··· DATA TO EXAMINE

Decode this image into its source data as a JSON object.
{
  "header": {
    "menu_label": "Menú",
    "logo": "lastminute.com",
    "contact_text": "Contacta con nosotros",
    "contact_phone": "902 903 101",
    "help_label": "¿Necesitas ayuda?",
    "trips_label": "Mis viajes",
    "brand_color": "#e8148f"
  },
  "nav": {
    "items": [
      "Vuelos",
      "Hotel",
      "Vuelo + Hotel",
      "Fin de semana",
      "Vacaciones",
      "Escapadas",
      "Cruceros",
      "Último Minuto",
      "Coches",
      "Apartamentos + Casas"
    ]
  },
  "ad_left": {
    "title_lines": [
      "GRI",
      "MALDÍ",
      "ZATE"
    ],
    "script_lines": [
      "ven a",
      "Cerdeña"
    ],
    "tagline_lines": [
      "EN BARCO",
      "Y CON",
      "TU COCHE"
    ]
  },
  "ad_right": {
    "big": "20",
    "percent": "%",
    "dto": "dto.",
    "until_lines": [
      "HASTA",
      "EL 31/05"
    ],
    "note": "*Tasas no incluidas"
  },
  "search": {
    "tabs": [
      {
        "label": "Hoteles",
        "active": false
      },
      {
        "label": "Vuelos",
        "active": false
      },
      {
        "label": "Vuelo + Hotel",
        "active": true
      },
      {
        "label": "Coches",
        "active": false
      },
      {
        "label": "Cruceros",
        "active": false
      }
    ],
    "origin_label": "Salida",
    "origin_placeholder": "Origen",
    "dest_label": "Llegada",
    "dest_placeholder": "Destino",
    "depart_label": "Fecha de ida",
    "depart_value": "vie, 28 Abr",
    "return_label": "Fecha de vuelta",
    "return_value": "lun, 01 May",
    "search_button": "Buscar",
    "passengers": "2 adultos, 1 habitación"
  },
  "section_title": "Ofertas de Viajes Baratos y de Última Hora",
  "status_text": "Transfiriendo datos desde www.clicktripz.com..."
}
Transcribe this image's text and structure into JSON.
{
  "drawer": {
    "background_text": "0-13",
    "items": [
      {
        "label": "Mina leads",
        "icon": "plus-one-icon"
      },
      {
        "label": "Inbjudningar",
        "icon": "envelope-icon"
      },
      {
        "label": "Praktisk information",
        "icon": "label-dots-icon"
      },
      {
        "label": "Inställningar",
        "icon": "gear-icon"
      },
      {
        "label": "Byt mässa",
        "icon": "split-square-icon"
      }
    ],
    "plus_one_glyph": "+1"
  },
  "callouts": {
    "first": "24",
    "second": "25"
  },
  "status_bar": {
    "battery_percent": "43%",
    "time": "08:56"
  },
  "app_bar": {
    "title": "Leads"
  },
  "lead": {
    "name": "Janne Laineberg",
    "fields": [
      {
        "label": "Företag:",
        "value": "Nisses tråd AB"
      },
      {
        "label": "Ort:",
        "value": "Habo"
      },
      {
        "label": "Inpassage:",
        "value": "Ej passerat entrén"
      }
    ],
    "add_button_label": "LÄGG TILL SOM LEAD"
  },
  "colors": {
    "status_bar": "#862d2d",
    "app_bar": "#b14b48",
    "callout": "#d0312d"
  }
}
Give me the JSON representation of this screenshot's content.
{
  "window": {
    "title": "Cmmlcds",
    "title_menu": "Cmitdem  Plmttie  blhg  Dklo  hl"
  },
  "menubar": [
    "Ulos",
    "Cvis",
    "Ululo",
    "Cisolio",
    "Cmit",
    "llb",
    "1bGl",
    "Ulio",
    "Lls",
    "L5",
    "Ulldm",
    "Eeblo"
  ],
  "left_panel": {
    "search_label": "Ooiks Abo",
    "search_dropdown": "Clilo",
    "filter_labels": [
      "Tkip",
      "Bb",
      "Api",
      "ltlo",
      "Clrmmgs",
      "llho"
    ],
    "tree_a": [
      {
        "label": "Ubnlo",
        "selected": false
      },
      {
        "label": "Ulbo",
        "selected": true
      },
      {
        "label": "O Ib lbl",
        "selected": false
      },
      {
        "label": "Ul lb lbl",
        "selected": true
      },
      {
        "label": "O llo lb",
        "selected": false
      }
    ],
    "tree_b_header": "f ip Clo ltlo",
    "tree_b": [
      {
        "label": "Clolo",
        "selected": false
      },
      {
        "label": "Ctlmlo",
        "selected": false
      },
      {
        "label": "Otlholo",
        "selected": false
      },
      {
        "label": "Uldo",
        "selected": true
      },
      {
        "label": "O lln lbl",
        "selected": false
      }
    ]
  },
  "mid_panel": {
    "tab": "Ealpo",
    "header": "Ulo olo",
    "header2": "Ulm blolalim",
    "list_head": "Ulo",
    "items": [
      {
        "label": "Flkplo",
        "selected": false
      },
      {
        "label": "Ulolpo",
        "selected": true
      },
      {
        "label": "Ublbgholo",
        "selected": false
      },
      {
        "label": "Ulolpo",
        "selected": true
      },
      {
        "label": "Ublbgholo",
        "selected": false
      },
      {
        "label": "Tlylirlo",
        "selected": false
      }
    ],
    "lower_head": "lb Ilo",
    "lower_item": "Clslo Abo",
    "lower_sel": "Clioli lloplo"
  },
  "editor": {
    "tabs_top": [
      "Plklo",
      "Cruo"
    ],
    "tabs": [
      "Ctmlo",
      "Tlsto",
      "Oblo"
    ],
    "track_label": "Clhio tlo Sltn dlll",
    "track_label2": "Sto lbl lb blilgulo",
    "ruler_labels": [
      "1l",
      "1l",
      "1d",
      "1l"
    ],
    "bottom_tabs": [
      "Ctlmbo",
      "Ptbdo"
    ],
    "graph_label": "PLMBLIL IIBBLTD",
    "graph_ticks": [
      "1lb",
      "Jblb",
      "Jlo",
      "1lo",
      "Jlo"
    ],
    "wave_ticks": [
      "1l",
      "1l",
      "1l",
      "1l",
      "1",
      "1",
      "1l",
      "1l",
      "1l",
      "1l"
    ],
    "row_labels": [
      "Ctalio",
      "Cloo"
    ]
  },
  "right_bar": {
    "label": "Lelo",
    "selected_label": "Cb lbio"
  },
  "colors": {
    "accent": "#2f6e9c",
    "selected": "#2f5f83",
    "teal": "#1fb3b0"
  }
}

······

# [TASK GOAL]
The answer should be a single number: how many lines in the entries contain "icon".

# [EXERCISE ANSWER]
5